This twee-pop group is just the second stringer we need when Belle and Sebastian takes a break from making records. Its self-titled 2010 debut is near perfect, and they've got a handful of great other singles and EPs. It's a great relief to me to have album #2 in hand now.

Cat Power - Sun
Unfortunately, I heard that Chan Marshall of Cat Power had another one of her famed onstage meltdowns last week at the 9:30 Club in DC. Fortunately, her new studio work is thoroughly listenable from the comfort of my own home. "Ruin" is already on my shortlist for best songs of 2012.

Young Fresh Fellows - Tiempo De Lujo
I'm accumulating quite a collection by these guys. Led by long-time R.E.M. guitarist Scott McCaughey, the Americana fluttering around on the band's 13th album goes into all kinds of directions. There's something for everyone, and also like an old friend you always love to hear from.

David Byrne and St. Vincent - Love This Giant
For some reason, I didn't think I would be into this. But I love Byrne and his Talking Heads. And I love St. Vincent (a much-less-annoying Regina Spektor or Tori Amos, with serious guitar licks). These songs are weird, but shockingly catchy and hummable.

Saturday, October 20, 2012

The Perks of Being a Wallflower and the Best High School Movies Ever

When you look at lists of the best movies about high-school, it kind of stinks that there just aren't many (or any) near the top that are recent.

Which is why The Perks of Being a Wallflower arrives as such a treat. Author and director Stephen Chbosky captures the insecurities and neuroses of teenage adolescence with clarity and emotion. No characters are ever interesting without a backstory (we all have one), and lead characters Charlie (Logan Lerman), Sam (Emma Watson), and Patrick (Ezra Miller) have stories both real and explained.

The only element keeping Perks from being a classic is that it's not as funny as it could be. There are several moments that are very funny for a line or two, and the fact that those bits work so well, it makes me think that Chbosky could have easily added more.

Nevertheless, the film is not really aiming to be Fast Times at Ridgemont High, Dazed and Confused, or American Pie. It's much more on the darker side, like Heathers, The Breakfast Club, and Ferris Bueller's Day Off. Not a bad side to aspire to.

**** out of ***** stars

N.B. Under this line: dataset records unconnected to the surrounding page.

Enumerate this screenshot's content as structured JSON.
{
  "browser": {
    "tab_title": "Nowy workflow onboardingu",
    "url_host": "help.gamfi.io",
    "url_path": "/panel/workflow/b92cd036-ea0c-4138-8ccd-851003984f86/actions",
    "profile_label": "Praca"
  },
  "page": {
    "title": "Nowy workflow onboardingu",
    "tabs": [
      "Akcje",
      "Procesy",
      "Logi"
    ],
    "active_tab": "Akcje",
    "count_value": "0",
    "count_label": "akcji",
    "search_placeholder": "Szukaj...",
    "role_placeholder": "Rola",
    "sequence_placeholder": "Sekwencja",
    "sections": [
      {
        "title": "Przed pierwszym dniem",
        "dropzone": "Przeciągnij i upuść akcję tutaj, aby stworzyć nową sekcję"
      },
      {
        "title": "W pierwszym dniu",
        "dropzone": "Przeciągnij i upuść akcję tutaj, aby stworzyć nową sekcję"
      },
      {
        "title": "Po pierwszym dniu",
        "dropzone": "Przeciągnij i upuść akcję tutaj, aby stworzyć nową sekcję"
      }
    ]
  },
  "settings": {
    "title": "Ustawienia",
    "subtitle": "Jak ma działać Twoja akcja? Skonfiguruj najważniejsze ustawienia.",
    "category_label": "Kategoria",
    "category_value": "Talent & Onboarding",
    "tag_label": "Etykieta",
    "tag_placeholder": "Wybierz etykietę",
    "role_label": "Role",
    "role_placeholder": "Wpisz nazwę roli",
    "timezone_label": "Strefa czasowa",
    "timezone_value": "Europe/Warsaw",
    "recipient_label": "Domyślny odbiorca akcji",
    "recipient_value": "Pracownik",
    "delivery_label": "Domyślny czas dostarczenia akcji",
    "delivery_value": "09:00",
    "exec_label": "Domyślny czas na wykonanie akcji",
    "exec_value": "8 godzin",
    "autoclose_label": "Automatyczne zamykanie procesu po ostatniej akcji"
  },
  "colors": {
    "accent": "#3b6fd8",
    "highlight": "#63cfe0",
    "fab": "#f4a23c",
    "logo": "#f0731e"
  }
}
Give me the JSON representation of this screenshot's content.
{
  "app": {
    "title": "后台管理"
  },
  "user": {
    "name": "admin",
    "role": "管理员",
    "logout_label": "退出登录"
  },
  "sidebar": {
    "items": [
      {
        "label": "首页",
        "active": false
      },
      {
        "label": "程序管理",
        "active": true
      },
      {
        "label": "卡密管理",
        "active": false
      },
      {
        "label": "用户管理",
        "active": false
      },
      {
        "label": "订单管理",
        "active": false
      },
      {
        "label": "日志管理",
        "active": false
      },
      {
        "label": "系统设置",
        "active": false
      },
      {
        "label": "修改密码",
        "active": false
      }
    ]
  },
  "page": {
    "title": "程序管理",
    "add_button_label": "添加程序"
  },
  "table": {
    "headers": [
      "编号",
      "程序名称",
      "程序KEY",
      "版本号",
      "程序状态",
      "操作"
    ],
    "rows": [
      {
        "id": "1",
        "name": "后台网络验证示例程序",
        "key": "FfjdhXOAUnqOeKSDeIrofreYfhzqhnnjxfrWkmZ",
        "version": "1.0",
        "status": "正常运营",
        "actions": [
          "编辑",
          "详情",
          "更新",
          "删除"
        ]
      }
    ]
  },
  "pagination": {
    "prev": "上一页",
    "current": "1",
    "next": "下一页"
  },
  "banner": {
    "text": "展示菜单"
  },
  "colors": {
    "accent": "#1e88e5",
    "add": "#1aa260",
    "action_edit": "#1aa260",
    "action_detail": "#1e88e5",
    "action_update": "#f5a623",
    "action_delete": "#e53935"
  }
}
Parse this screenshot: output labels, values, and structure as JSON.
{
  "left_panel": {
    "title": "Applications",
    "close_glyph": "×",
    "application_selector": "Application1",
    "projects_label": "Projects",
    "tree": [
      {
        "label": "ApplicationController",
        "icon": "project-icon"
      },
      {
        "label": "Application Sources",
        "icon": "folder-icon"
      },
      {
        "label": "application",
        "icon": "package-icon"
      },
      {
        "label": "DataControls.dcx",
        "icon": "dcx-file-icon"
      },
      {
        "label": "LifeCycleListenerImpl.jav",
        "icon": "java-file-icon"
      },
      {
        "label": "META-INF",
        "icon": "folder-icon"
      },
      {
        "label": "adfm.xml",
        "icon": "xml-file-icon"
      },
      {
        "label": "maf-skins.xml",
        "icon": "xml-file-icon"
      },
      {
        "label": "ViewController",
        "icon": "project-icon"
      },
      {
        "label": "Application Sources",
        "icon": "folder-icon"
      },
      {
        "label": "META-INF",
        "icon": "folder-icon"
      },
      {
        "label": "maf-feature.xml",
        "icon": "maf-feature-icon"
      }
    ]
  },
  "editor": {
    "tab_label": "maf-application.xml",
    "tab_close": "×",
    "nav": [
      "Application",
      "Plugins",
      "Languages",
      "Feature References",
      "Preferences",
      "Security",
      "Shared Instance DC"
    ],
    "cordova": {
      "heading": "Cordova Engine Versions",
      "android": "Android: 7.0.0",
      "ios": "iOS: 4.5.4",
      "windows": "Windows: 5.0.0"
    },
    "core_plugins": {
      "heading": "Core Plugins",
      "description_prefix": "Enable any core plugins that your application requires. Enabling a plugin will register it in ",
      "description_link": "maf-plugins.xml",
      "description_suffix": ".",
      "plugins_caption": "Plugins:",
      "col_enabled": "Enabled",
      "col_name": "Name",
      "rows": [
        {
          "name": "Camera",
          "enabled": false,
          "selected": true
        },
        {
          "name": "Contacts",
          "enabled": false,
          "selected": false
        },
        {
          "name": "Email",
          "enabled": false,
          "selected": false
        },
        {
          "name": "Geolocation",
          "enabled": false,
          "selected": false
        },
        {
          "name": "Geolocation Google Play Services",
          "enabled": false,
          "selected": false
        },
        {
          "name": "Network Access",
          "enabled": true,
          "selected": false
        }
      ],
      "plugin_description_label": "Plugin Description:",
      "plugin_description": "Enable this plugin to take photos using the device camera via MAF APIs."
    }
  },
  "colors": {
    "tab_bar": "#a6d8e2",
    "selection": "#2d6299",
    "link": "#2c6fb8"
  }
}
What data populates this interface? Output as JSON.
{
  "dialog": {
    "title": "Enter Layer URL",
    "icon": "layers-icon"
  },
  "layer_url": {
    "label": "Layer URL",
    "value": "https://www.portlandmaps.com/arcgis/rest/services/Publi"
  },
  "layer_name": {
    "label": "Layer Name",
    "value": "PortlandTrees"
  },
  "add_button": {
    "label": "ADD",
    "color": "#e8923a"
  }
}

Tuesday, October 9, 2012

Afghan Whigs at 9:30 Club Provides a Memorable 90s Flashback

I had quite a brush with the Afghan Whigs back in the early 90s when I had to hold the guitarist up during one song to keep him from falling off the tiny stage at Cicero's in St. Louis.

The Cincinnati kids have come a long way, as the band, now reformed, showed recently at the 9:30 Club in DC. When I first saw the Whigs, there were 20 people watching in a sweaty basement, but this  show saw a whole new generation packing the renowned club to the rafters and bellowing out many of the Whigs' classic tunes. For me, I was just thrilled that they actually played "Retarded" and "You, My Flower," two songs off my favorite album, their first, Up in It.

I could have taken a run-through of all Up in It's rowdy tunes, but the selection actually represented a pretty good mix from all their albums, which I would incidentally rank as:

1. Up in It
2. Congregation
3. Gentlemen
4. 1965
5. Black Love

With so much strong material, it is difficult to believe the band only has five albums, perhaps partly because leader Greg Dulli has so much other great material with projects like The Twilight Singers and The Gutter Twins. Even with the Whigs dormant since 1998, Dulli has been notably prolific.

And Dulli, ever the soulful performer pleased the crowd throughout with a journey into the pit, not to mention the band's forays into snippets of songs by Stevie Nicks, Prince, and The Doors.

What a pleasure it is to know the Afghan Whigs. This show was ****1/2 out of ***** stars.

The set list:
Crime Scene
I’m Her Slave
Uptown Again
What Jail Is Like
Fountain And Fairfax/Who Do You Love
When We Two Parted/Dead Body
Turn On The Water/The End
You, My Flower
See And Don’t See
Going to Town/Edge of Seventeen
Cite Soleil
Miles Iz Dead
Into the Floor

Summer’s Kiss
Sometimes It Snows In April
Faded/Purple Rain

Photos by Brad Searles and Richie Downs